Same should hold true for the Tennessee Constitution, he says, explaining the judicial selection process in the Volunteer State needed his prodding to adhere to the plain text of the state constitution. Smartt’s early and sustained leadership in Tennessee led to the adoption of an amendment to the state constitution where the governor nominates state Supreme Court justices, with the Legislature confirming or rejecting, and those confirmed facing a retention election after eight years.
On the health care front, Smartt is director and treasurer of Medical Charities of Tennessee which has provided free or reduced services to the uninsured and underinsured. The program has given rise to the Guatemalan Highlands Medical Project which, prior to COVID-19, brought doctors and volunteers annually to the Central American country and partnered with a local clinic. Though the 2020 trip was cancelled, Smartt still flew down to deliver personal protective equipment, and hopes to resume regular visits in 2021.

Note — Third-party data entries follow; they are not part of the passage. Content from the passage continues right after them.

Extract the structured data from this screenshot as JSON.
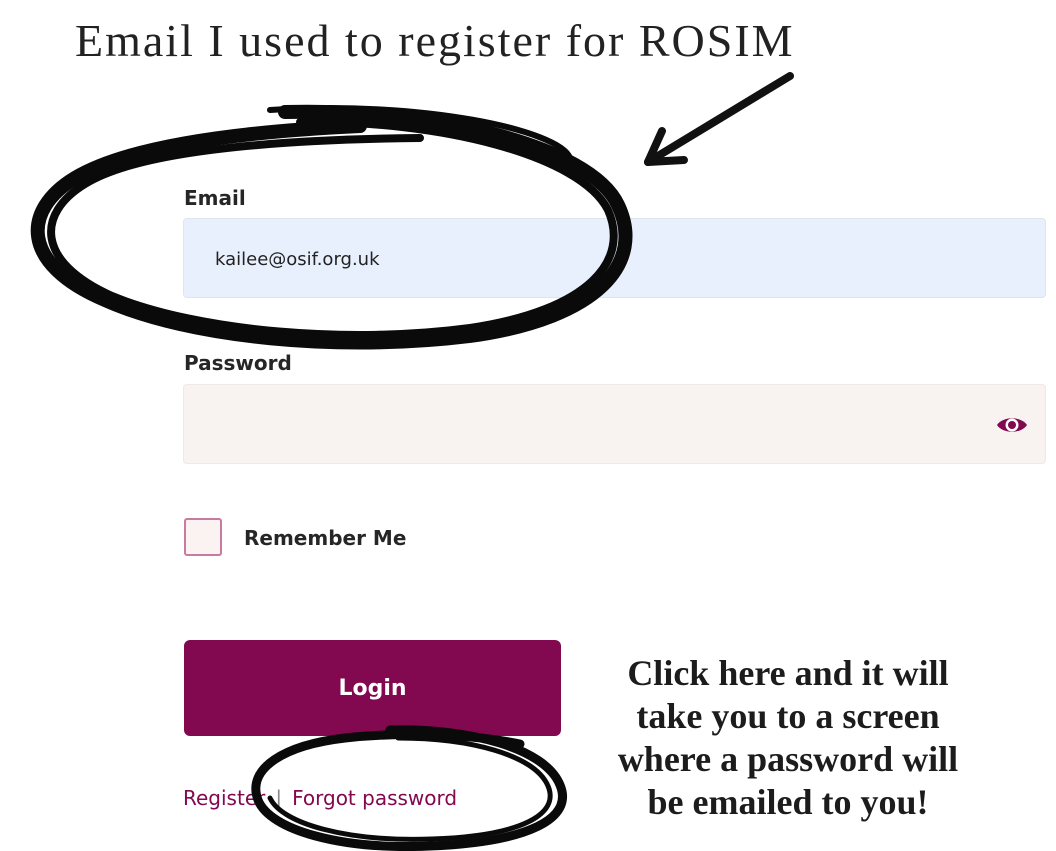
{
  "annotations": {
    "title": "Email I used to register for ROSIM",
    "note_lines": [
      "Click here and it will",
      "take you to a screen",
      "where a password will",
      "be emailed to you!"
    ]
  },
  "form": {
    "email_label": "Email",
    "email_value": "kailee@osif.org.uk",
    "password_label": "Password",
    "password_value": "",
    "remember_label": "Remember Me",
    "remember_checked": false,
    "login_label": "Login"
  },
  "links": {
    "register": "Register",
    "separator": "|",
    "forgot_password": "Forgot password"
  },
  "icons": {
    "eye": "eye-icon"
  },
  "colors": {
    "brand": "#82084f",
    "email_bg": "#e8f0fe",
    "password_bg": "#f8f2f0"
  }
}
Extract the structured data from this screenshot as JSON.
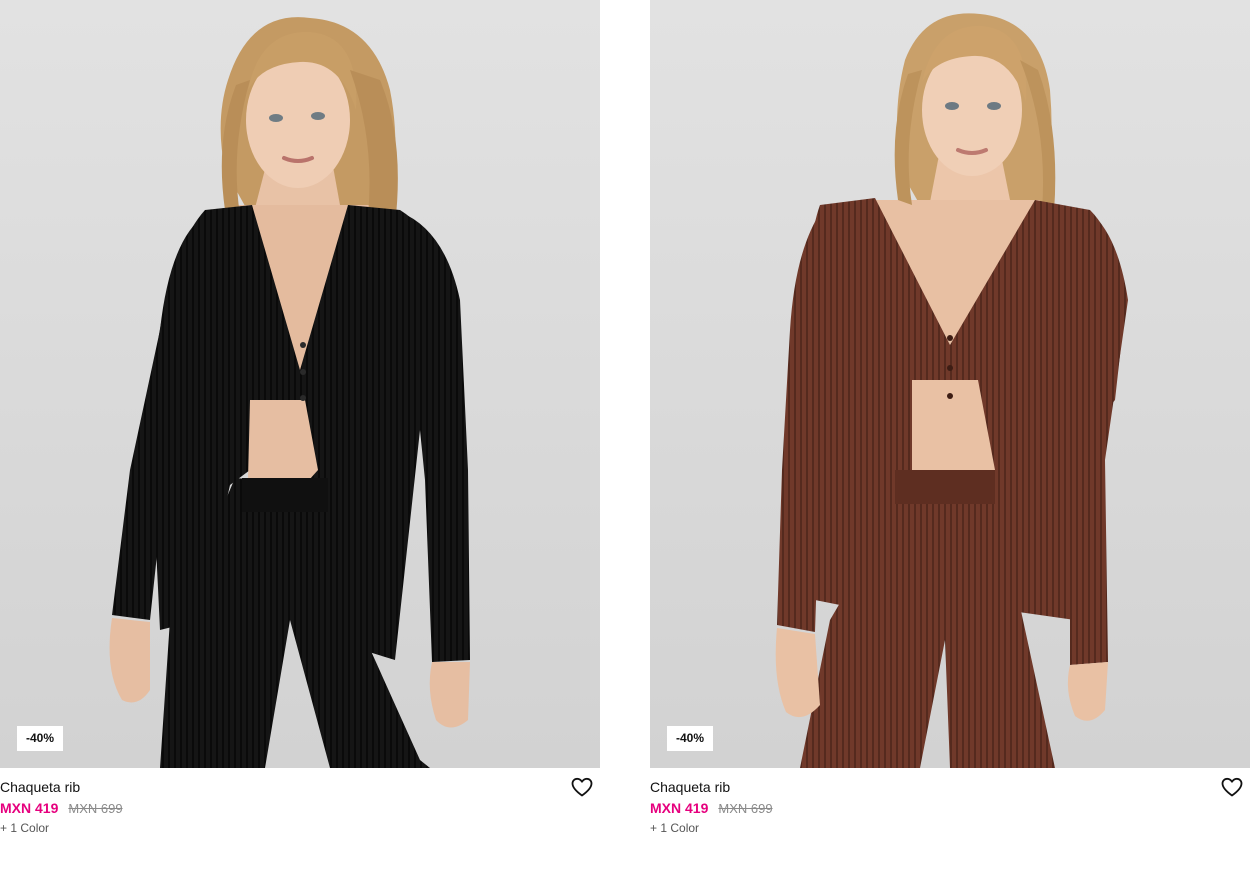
{
  "products": [
    {
      "name": "Chaqueta rib",
      "price": "MXN 419",
      "old_price": "MXN 699",
      "discount_badge": "-40%",
      "colors_more": "+ 1 Color",
      "garment_color": "#121212",
      "favorite_icon": "heart-outline-icon"
    },
    {
      "name": "Chaqueta rib",
      "price": "MXN 419",
      "old_price": "MXN 699",
      "discount_badge": "-40%",
      "colors_more": "+ 1 Color",
      "garment_color": "#6b3526",
      "favorite_icon": "heart-outline-icon"
    }
  ],
  "colors": {
    "sale_price": "#e6007e",
    "old_price": "#8a8a8a",
    "photo_background": "#dcdcdc"
  }
}
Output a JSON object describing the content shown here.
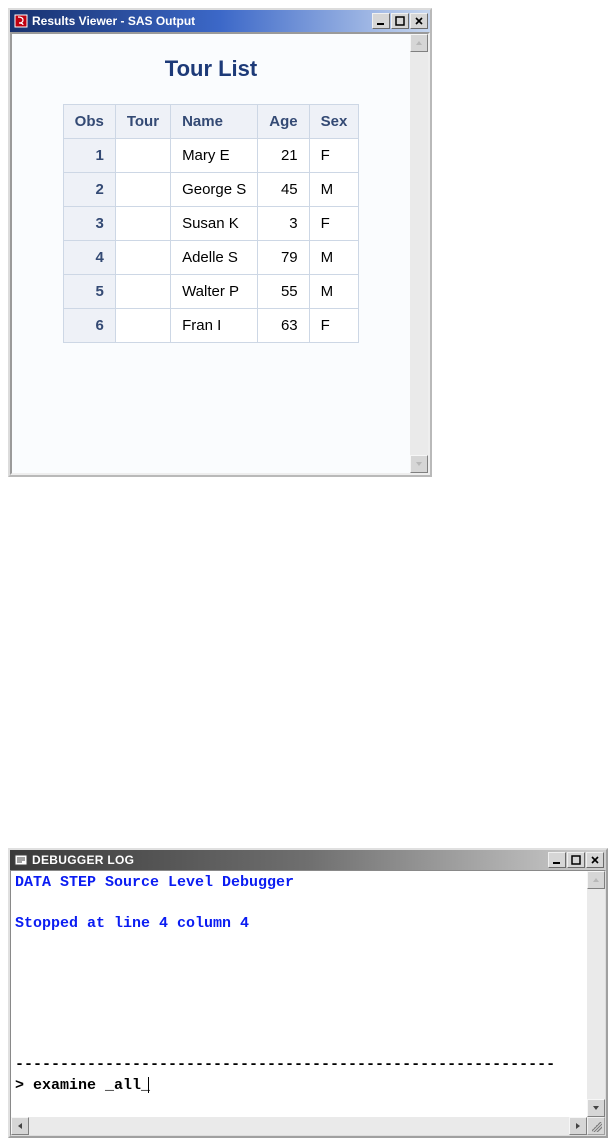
{
  "results_window": {
    "title": "Results Viewer - SAS Output",
    "report_title": "Tour List",
    "columns": [
      "Obs",
      "Tour",
      "Name",
      "Age",
      "Sex"
    ],
    "rows": [
      {
        "obs": "1",
        "tour": "",
        "name": "Mary E",
        "age": "21",
        "sex": "F"
      },
      {
        "obs": "2",
        "tour": "",
        "name": "George S",
        "age": "45",
        "sex": "M"
      },
      {
        "obs": "3",
        "tour": "",
        "name": "Susan K",
        "age": "3",
        "sex": "F"
      },
      {
        "obs": "4",
        "tour": "",
        "name": "Adelle S",
        "age": "79",
        "sex": "M"
      },
      {
        "obs": "5",
        "tour": "",
        "name": "Walter P",
        "age": "55",
        "sex": "M"
      },
      {
        "obs": "6",
        "tour": "",
        "name": "Fran I",
        "age": "63",
        "sex": "F"
      }
    ]
  },
  "debugger_window": {
    "title": "DEBUGGER LOG",
    "lines": {
      "l1": "DATA STEP Source Level Debugger",
      "l2": "",
      "l3": "Stopped at line 4 column 4",
      "sep": "------------------------------------------------------------",
      "prompt": "> examine _all_"
    }
  }
}
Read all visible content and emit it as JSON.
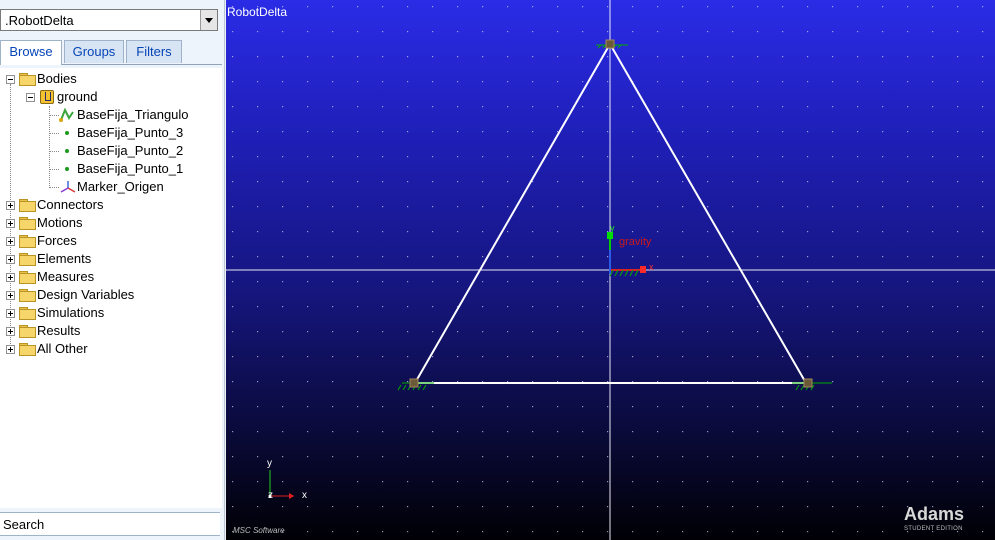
{
  "model_selector": {
    "value": ".RobotDelta"
  },
  "tabs": [
    {
      "label": "Browse",
      "active": true
    },
    {
      "label": "Groups",
      "active": false
    },
    {
      "label": "Filters",
      "active": false
    }
  ],
  "tree": {
    "bodies": "Bodies",
    "ground": "ground",
    "children": [
      "BaseFija_Triangulo",
      "BaseFija_Punto_3",
      "BaseFija_Punto_2",
      "BaseFija_Punto_1",
      "Marker_Origen"
    ],
    "categories": [
      "Connectors",
      "Motions",
      "Forces",
      "Elements",
      "Measures",
      "Design Variables",
      "Simulations",
      "Results",
      "All Other"
    ]
  },
  "search": {
    "label": "Search"
  },
  "viewport": {
    "title": "RobotDelta",
    "gravity_label": "gravity",
    "axis_y": "y",
    "axis_x": "x",
    "triad_y": "y",
    "triad_z": "z",
    "triad_x": "x",
    "msc_logo": "MSC Software",
    "brand": "Adams",
    "brand_sub": "STUDENT EDITION"
  },
  "colors": {
    "accent_tab": "#0645b8",
    "gravity": "#cc1a1a",
    "marker_green": "#00cc00",
    "geometry": "#ffffff"
  }
}
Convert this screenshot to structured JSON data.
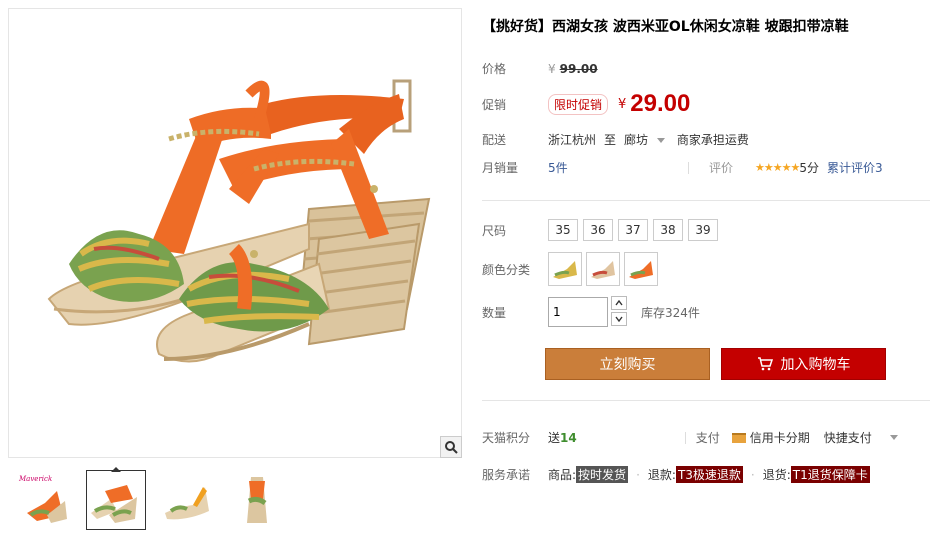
{
  "product": {
    "title": "【挑好货】西湖女孩 波西米亚OL休闲女凉鞋 坡跟扣带凉鞋"
  },
  "price": {
    "label": "价格",
    "currency": "¥",
    "original": "99.00"
  },
  "promo": {
    "label": "促销",
    "badge": "限时促销",
    "currency": "¥",
    "price": "29.00"
  },
  "delivery": {
    "label": "配送",
    "from": "浙江杭州",
    "to_word": "至",
    "to": "廊坊",
    "note": "商家承担运费"
  },
  "sales": {
    "label": "月销量",
    "value": "5件",
    "rating_label": "评价",
    "stars": "★★★★★",
    "score": "5分",
    "total_reviews": "累计评价3"
  },
  "sizes": {
    "label": "尺码",
    "options": [
      "35",
      "36",
      "37",
      "38",
      "39"
    ]
  },
  "colors": {
    "label": "颜色分类"
  },
  "quantity": {
    "label": "数量",
    "value": "1",
    "stock": "库存324件"
  },
  "actions": {
    "buy_now": "立刻购买",
    "add_to_cart": "加入购物车"
  },
  "points": {
    "label": "天猫积分",
    "value_prefix": "送",
    "value": "14",
    "pay_label": "支付",
    "installment": "信用卡分期",
    "quick_pay": "快捷支付"
  },
  "service": {
    "label": "服务承诺",
    "goods_label": "商品:",
    "goods_tag": "按时发货",
    "refund_label": "退款:",
    "refund_tag": "T3极速退款",
    "return_label": "退货:",
    "return_tag": "T1退货保障卡"
  },
  "thumbnails": {
    "brand_mark": "Maverick"
  },
  "colors_palette": {
    "price_red": "#c40000",
    "buy_button": "#ca7e3a",
    "cart_button": "#c40000"
  }
}
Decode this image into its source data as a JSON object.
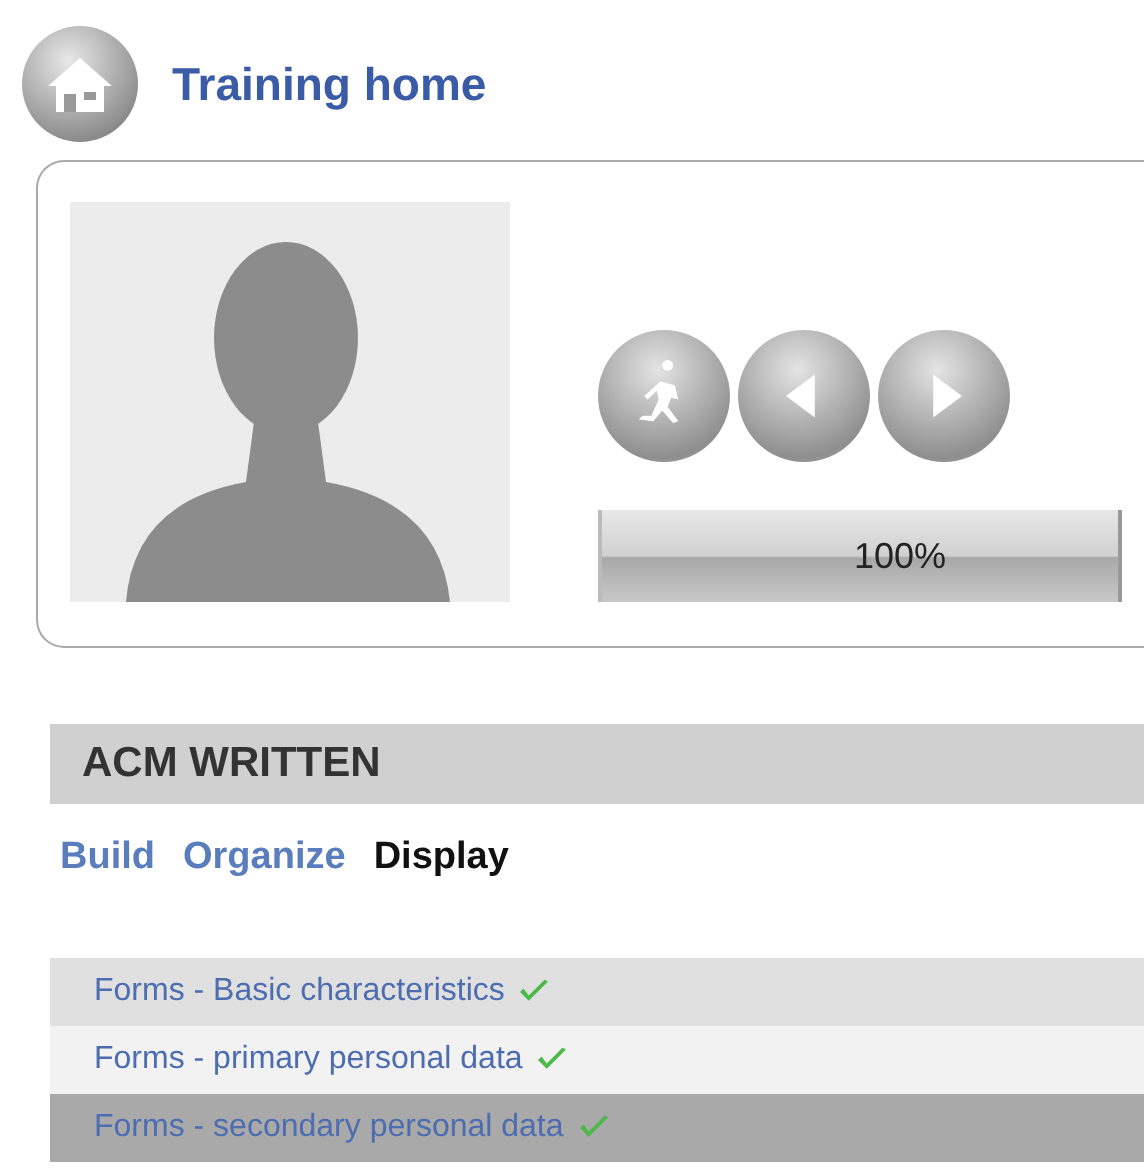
{
  "header": {
    "title": "Training home"
  },
  "player": {
    "progress": {
      "level": 1,
      "reading": "100%"
    }
  },
  "course": {
    "title": "ACM WRITTEN",
    "tabs": [
      {
        "label": "Build",
        "selected": false
      },
      {
        "label": "Organize",
        "selected": false
      },
      {
        "label": "Display",
        "selected": true
      }
    ],
    "lessons": [
      {
        "label": "Forms - Basic characteristics",
        "completed": true,
        "selected": false
      },
      {
        "label": "Forms - primary personal data",
        "completed": true,
        "selected": false
      },
      {
        "label": "Forms - secondary personal data",
        "completed": true,
        "selected": true
      }
    ]
  }
}
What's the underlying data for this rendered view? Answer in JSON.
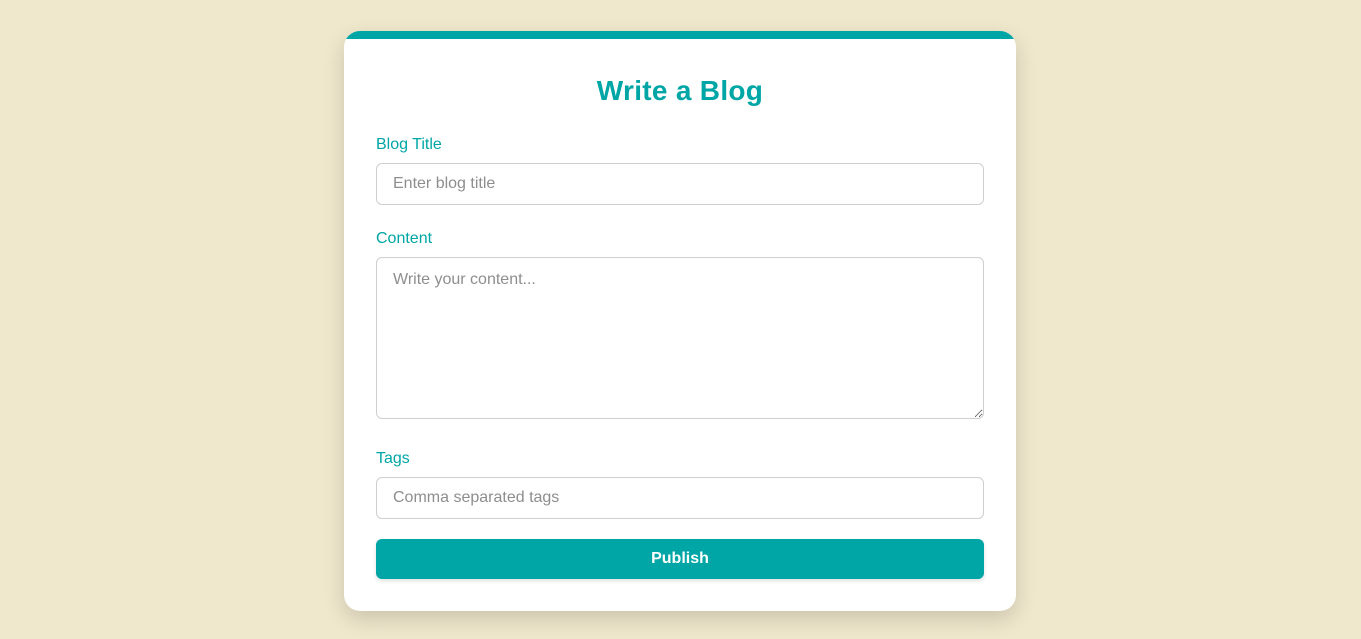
{
  "form": {
    "heading": "Write a Blog",
    "title_field": {
      "label": "Blog Title",
      "placeholder": "Enter blog title",
      "value": ""
    },
    "content_field": {
      "label": "Content",
      "placeholder": "Write your content...",
      "value": ""
    },
    "tags_field": {
      "label": "Tags",
      "placeholder": "Comma separated tags",
      "value": ""
    },
    "submit_label": "Publish"
  },
  "theme": {
    "accent": "#00a6a6",
    "background": "#f0e8cc",
    "card": "#ffffff"
  }
}
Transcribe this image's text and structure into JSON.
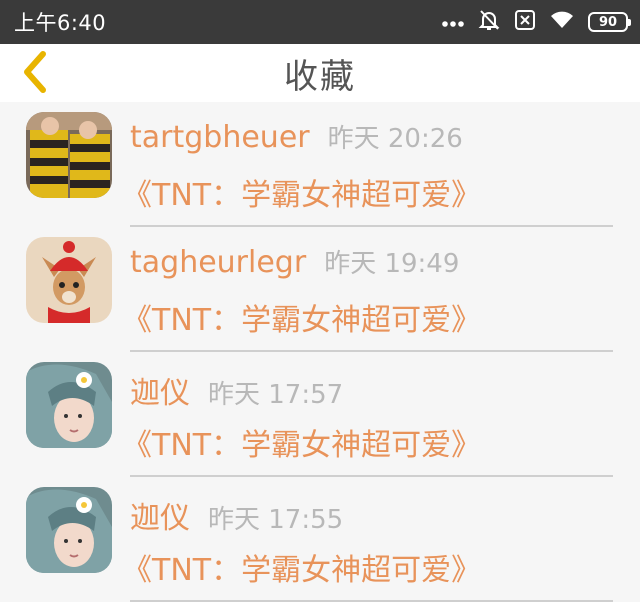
{
  "status_bar": {
    "time": "上午6:40",
    "battery": "90",
    "icons": [
      "more-dots-icon",
      "mute-bell-icon",
      "sim-x-icon",
      "wifi-icon",
      "battery-icon"
    ]
  },
  "navbar": {
    "title": "收藏",
    "back_icon": "chevron-left-icon",
    "accent": "#e8b400"
  },
  "items": [
    {
      "username": "tartgbheuer",
      "time": "昨天 20:26",
      "subject": "《TNT：学霸女神超可爱》",
      "avatar": "striped-sweater-kids"
    },
    {
      "username": "tagheurlegr",
      "time": "昨天 19:49",
      "subject": "《TNT：学霸女神超可爱》",
      "avatar": "dog-red-beanie"
    },
    {
      "username": "迦仪",
      "time": "昨天 17:57",
      "subject": "《TNT：学霸女神超可爱》",
      "avatar": "girl-blue-hair-flower"
    },
    {
      "username": "迦仪",
      "time": "昨天 17:55",
      "subject": "《TNT：学霸女神超可爱》",
      "avatar": "girl-blue-hair-flower"
    }
  ],
  "colors": {
    "accent_orange": "#e8935a",
    "status_bar_bg": "#3a3a3a",
    "list_bg": "#f6f6f6"
  }
}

If so, he’ll be joined by his Venezuelan-born wife and mother of the couple’s six children, who range in age from 11 to 23. She’s the chief translator and shares Smartt’s altruistic traits.
“You become successful by being kind to the people you work with on and off the job,” he says. “Be great at your role but ultimately understand that people don’t care how much you know until they know how much you care.”
Showcase your feature on your website with a custom “As Featured in Vanguard” badge that links directly to your article!
Copy and paste this script into your page coding (ideally right before the closing